Davis holds Selma open house
U.S. Rep. Artur Davis looked over his shoulder as a crowd of people lined up to come into the U.S. Federal Building on Monday.
Davis was in Selma to hold the latest in a series of open houses. The first, said Nikki Tucker, a spokeswoman with Davis’s office, was in Tuscaloosa. He’s also open houses in Livingston and Demopolis. An open house for Birmingham will be held in December.
In Selma, nearly 250 people turned out to visit the congressman. It’s not an exact count. Constituents were asked to sign in on a guest book as they entered the building so a head count could be made.
About an hour into the session, the book was full. More copies of the sign-in sheets had to be made.
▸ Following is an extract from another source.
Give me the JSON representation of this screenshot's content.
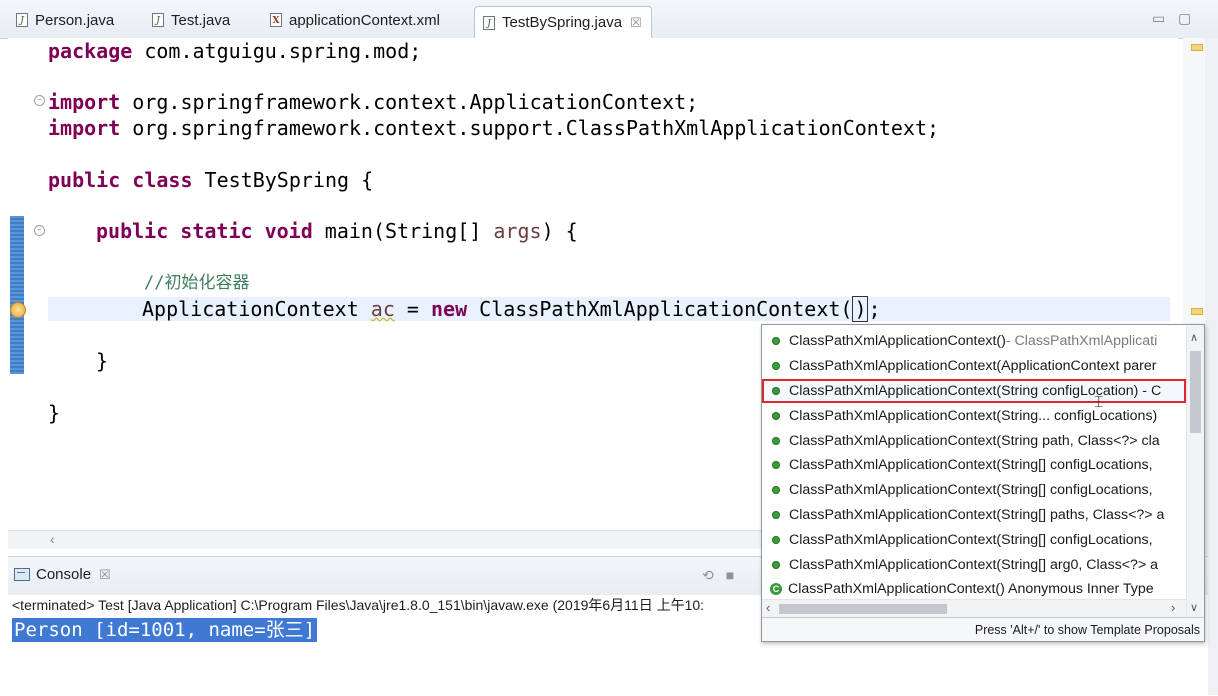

The crowd consisted of all sorts of people: old and young, black and white, white-collar and blue-collar workers. There was Henrietta Blackmon, the mayor of Camden, along with another mayor from Wilcox County. Selma’s mayor, James Perkins Jr., also stopped by prior to the City Council meeting.
There were people there from Lowndes, Perry and Wilcox counties. One couple, the people who designed Davis’s offices in Selma, came down from Tuskegee.
Not all of the visitors were American citizens.
Dexter Ali is a senior at Concordia College. He came to the United States from Trinidad. He came to the open house, trying to find the answer to a personal problem he had.
Davis staffer Carolyn Powell took him back into the congressman’s office and helped him out.
Said Ali, &uot;I’m grateful that people who are not U.S. citizens can come to the congressman’s office and get help.&uot;
Lee Jackson Jr. runs a salt water shrimp farm in Lowndes County. He gave a presentation to the congressman about his farm, hoping to seek some funds that will help it.
Col. Jim Carruthers made the drive in from Marion Military Institute to give his greetings to Davis. He said that the congressman recently spoke to the Corps of Cadets, who grilled him on the current state of national and world politics.
Martha McCully isn’t a politician. She’s just an ordinary citizen like most people in Selma. But she took the time to come up to the federal building and meet Davis because she wanted to.
Davis said he thought the crowd he met in Tuscaloosa was huge. But Selma more than surpassed that. He estimated that the crowd here was at least one and a half times bigger than the one in Tuscaloosa.
Tucker added that they were pleased with Selma overall. She said that every time they come here, the citizens greet them with open arms.
At this point, Doris Holland walked up to Tucker. She spoke with her briefly, then gave her tickets and information for the upcoming Selma Community Concert in March.
She said she hoped they all would get a chance to come.
As Holland walked away, Tucker smiled.